BEGIN Exercise data

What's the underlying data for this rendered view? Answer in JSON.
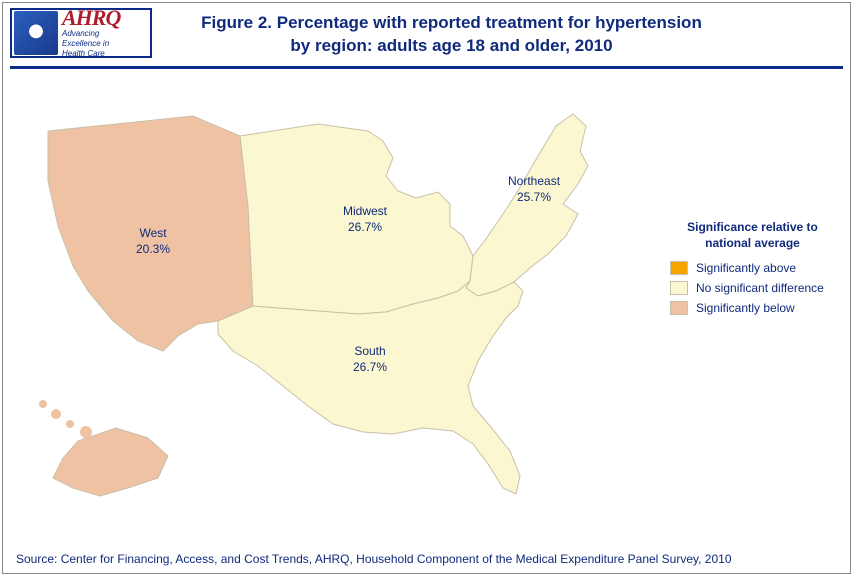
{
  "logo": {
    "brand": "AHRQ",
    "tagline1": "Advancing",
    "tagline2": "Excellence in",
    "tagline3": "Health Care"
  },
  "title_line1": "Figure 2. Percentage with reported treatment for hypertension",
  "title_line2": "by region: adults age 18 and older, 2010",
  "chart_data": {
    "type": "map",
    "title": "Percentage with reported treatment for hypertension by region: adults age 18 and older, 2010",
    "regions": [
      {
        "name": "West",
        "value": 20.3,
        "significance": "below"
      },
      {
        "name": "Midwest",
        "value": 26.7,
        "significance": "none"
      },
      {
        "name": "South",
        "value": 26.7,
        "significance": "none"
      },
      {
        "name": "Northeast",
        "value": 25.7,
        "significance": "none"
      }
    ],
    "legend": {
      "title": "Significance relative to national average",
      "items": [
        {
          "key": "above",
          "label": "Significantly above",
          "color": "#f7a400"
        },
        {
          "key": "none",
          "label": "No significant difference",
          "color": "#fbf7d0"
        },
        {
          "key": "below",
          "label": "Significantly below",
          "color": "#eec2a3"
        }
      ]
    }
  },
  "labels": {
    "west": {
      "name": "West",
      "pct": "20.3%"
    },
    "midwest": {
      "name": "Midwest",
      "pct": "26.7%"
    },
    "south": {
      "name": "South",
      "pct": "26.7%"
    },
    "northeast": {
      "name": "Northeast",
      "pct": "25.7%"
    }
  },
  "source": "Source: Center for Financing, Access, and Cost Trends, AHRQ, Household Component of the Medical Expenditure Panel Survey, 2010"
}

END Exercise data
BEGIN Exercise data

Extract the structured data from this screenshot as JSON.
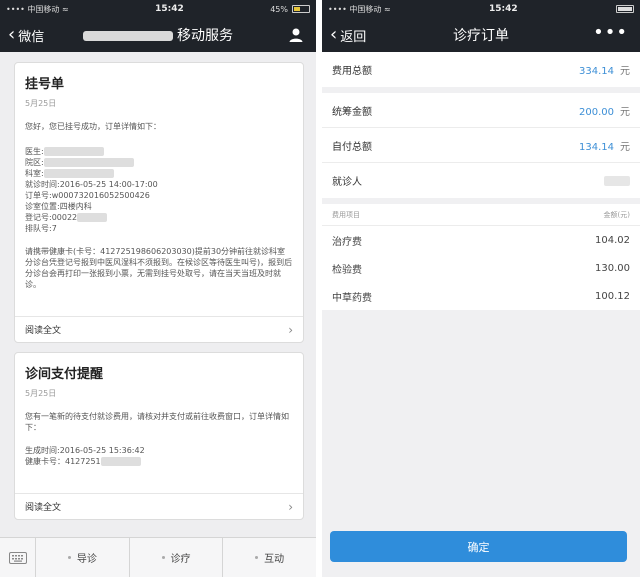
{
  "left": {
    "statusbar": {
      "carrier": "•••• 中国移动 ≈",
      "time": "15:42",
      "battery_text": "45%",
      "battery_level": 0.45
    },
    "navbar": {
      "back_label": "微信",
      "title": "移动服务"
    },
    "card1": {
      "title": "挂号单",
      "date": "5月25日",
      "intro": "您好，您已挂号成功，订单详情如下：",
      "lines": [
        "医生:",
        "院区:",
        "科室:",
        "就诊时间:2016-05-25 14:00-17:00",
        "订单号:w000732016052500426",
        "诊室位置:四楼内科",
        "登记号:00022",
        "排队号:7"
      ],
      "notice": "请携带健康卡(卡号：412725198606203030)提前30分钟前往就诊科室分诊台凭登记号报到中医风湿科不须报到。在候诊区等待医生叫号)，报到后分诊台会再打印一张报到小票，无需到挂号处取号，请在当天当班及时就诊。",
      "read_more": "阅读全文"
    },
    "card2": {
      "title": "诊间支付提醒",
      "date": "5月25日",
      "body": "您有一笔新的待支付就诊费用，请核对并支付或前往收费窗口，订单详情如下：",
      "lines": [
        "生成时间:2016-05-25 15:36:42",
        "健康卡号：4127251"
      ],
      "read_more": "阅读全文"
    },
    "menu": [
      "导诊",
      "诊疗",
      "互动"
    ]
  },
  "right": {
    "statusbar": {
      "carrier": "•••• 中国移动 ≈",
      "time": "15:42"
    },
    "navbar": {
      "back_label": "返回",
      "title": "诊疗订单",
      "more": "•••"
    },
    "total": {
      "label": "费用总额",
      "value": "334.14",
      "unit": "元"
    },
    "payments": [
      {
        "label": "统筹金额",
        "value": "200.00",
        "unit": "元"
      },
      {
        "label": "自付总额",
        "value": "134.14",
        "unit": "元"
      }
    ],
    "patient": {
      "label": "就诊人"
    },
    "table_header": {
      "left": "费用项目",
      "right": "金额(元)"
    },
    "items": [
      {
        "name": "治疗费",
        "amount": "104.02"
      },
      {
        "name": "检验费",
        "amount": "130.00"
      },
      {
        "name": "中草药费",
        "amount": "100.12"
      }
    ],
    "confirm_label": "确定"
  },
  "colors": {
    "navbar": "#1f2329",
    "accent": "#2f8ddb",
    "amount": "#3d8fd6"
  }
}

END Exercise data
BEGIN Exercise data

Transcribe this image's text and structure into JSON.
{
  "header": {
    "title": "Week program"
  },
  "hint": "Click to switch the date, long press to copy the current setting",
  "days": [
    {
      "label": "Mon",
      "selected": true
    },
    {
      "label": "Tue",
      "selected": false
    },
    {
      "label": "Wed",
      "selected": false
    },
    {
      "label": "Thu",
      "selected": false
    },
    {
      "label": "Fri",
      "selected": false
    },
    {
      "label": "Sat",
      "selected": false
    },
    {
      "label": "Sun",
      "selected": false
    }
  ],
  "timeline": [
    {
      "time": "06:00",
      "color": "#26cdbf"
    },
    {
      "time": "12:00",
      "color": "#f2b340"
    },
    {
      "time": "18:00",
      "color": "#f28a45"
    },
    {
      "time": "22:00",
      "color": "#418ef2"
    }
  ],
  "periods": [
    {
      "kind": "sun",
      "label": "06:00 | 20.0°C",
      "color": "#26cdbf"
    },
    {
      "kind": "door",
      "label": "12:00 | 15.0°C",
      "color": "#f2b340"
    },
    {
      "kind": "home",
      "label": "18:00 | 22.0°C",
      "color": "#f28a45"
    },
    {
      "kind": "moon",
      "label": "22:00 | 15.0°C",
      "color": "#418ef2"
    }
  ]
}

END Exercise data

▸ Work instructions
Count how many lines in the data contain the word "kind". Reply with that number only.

▸ Your response
4